Problem
Filter the records below down to lines containing "icon".

Extracted records
-=-=-=-=-

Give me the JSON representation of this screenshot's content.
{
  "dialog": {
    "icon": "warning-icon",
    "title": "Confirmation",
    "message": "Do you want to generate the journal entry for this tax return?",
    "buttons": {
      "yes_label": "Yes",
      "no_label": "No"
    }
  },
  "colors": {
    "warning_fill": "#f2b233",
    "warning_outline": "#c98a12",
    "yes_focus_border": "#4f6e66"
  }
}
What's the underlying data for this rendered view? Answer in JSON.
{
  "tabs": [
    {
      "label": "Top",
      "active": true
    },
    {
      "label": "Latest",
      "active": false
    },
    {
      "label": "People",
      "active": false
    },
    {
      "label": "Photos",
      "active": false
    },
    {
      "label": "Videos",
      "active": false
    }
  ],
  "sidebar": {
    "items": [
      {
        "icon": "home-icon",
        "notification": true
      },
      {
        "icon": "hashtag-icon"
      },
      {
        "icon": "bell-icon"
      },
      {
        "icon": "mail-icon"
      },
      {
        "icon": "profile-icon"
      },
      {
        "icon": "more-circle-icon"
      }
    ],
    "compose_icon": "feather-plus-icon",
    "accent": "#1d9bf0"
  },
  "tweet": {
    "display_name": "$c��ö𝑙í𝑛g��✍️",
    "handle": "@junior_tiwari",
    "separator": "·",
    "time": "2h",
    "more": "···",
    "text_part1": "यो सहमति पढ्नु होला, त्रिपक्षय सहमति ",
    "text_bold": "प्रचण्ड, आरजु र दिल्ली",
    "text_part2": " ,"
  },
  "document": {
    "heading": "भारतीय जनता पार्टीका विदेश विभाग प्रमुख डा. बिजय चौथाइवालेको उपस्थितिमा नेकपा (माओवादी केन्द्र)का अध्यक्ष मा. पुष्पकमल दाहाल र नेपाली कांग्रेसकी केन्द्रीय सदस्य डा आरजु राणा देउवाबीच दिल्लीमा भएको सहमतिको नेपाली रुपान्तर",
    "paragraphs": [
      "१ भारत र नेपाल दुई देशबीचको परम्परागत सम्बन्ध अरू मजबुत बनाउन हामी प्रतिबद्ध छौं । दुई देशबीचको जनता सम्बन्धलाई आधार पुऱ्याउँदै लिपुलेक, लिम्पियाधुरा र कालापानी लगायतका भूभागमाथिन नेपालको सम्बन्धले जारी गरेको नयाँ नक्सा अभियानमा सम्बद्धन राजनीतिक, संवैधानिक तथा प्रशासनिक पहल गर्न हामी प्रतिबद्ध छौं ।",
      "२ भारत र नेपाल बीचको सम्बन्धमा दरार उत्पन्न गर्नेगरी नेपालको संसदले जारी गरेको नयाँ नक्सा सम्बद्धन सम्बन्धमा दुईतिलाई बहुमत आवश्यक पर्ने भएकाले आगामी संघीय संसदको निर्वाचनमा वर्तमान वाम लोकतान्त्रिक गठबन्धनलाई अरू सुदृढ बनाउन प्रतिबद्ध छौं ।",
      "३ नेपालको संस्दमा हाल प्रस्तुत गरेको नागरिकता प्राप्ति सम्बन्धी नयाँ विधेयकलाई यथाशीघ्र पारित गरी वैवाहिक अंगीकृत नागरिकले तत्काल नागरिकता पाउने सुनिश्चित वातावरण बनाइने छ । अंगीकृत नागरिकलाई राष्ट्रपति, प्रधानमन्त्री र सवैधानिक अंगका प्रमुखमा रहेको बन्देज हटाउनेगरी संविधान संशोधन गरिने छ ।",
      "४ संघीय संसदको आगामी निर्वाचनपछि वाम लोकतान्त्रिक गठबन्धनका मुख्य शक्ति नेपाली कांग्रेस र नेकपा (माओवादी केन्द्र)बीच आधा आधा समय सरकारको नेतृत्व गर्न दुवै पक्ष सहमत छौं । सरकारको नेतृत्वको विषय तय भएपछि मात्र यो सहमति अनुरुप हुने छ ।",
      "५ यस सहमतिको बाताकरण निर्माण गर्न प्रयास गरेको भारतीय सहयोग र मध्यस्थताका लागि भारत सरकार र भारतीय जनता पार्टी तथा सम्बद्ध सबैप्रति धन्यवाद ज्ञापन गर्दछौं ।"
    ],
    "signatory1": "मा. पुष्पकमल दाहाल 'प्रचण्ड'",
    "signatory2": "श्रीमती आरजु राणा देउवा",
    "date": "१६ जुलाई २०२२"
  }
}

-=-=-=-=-

Solution
    "icon": "warning-icon",
        "icon": "home-icon",
        "icon": "hashtag-icon"
        "icon": "bell-icon"
        "icon": "mail-icon"
        "icon": "profile-icon"
        "icon": "more-circle-icon"
    "compose_icon": "feather-plus-icon",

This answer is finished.